2JZ BMW E92 Drift Car

Tech Spec: 2JZ BMW E92 Drift Car


Toyota 2JZ-GE (non-VVTi) 3.0-litre straight-six, Garrett GT35RS turbo on eBay manifold and external wastegate, Bosch 1,000cc injectors on custom inlet manifold, 90mm throttle body, Vauxhall C20XE throttle position sensor, Vauxhall Calibra C25XE coil packs with custom plug leads, Vauxhall C20LET intake air temperature sensor, Vauxhall C20XE crank trigger wheel – custom-mounted to crank pulley with Ford Transit crankshaft sensor, oil filter relocation and cooler setup, custom downpipe and exhaust system, custom oil catch tank with braided hoses, AN fittings throughout, Turbosmart fuel pressure regulator with AN10 feed and AN8 return lines, Group D fuel cell, twin Bosch 044 fuel pumps, Ecumaster EMU Classic ECU with data-logger, custom wiring harness, BMW 320d 180amp alternator, rear-mounted Japspeed Supra radiator with stock JZ water pump, GReddy front-mount intercooler with blue silicone hoses, silicone water hoses, custom engine mounts


550bhp / 500lb ft (at 1.4 bar)


BMW ZF gearbox, PMC 2JZ-to-BMW adaptor plate, CG Motorsport twin-plate clutch, custom propshaft, LRP V3 shifter, E92 M3 (manual) LSD


BC Racing coilovers, Wisefab front arms and hubs, rose-jointed throughout, modified strut tops


E92 330d M-Sport front and rear brakes, OBP bias valve, LRP hydraulic handbrake


9.5x18in 59° North D-004 wheels with 225/45/18 Maxxsport RB6 (front) and 265/35/18 Zestino Acrova 07A (rear) tyres

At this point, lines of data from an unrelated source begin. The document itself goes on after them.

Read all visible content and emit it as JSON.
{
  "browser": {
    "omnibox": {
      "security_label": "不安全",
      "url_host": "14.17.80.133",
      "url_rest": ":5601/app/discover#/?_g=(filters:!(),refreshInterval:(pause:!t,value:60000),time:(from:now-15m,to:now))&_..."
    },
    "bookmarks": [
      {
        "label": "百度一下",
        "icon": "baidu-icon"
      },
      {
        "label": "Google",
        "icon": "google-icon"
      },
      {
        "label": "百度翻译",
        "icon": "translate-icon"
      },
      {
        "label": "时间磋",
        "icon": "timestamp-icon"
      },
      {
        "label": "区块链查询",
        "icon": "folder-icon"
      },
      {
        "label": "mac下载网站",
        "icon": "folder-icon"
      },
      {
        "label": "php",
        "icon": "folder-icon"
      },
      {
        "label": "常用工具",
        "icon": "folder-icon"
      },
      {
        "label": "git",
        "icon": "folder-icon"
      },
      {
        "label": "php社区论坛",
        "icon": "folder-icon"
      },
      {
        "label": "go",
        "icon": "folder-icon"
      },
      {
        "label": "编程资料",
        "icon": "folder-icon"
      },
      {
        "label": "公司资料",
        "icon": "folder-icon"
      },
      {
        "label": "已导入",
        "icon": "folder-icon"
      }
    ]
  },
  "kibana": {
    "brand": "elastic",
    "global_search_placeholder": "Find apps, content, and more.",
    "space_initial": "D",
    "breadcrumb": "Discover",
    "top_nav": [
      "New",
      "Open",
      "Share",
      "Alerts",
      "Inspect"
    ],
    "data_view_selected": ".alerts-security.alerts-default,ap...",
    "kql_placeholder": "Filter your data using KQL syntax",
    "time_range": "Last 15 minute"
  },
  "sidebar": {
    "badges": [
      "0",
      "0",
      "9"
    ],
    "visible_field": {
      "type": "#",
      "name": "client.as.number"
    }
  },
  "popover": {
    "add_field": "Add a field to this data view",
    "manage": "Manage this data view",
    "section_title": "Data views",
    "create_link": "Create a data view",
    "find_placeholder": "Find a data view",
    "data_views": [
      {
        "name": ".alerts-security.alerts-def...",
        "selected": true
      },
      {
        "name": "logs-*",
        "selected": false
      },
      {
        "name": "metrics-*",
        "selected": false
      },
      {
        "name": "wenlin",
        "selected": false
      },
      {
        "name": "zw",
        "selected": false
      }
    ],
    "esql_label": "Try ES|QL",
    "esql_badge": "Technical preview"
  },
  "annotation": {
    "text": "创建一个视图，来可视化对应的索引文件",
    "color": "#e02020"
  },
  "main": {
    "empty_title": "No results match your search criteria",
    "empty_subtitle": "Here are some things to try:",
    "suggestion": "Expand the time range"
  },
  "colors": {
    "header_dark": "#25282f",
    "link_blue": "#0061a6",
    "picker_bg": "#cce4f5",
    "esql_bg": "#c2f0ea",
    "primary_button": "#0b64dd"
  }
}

Liberty Walk fibreglass widebody kit, all unnecessary steel removed (including full rear end and quarters), fibreglass M3 bonnet and bootlid, ducktail spoiler, cut-down M-Sport rear bumper, Lexan windows – with rear cut for radiator vent, removable rear quarter windows for access, tube-framed rear end holding fuel cell and radiator, shell painted Fiat blue with custom graphics by Cube Wraps, front and rear brake lights


Fully stripped and painted, custom rollcage, rear end fitted with custom firewall, custom throttle pedal for cable throttle, LRP shifter and hydro handle, custom switch panel, FIA plumbed-in fire suppression system, tablet dash display through Ecumaster EMU ECU, AEM wideband gauge and boost gauge, T7 Design heater box, Cobra wraparound driver’s seat, Sparco passenger seat, STR 6-point HANS-compatible FIA driver harness, STR 5-point passenger harness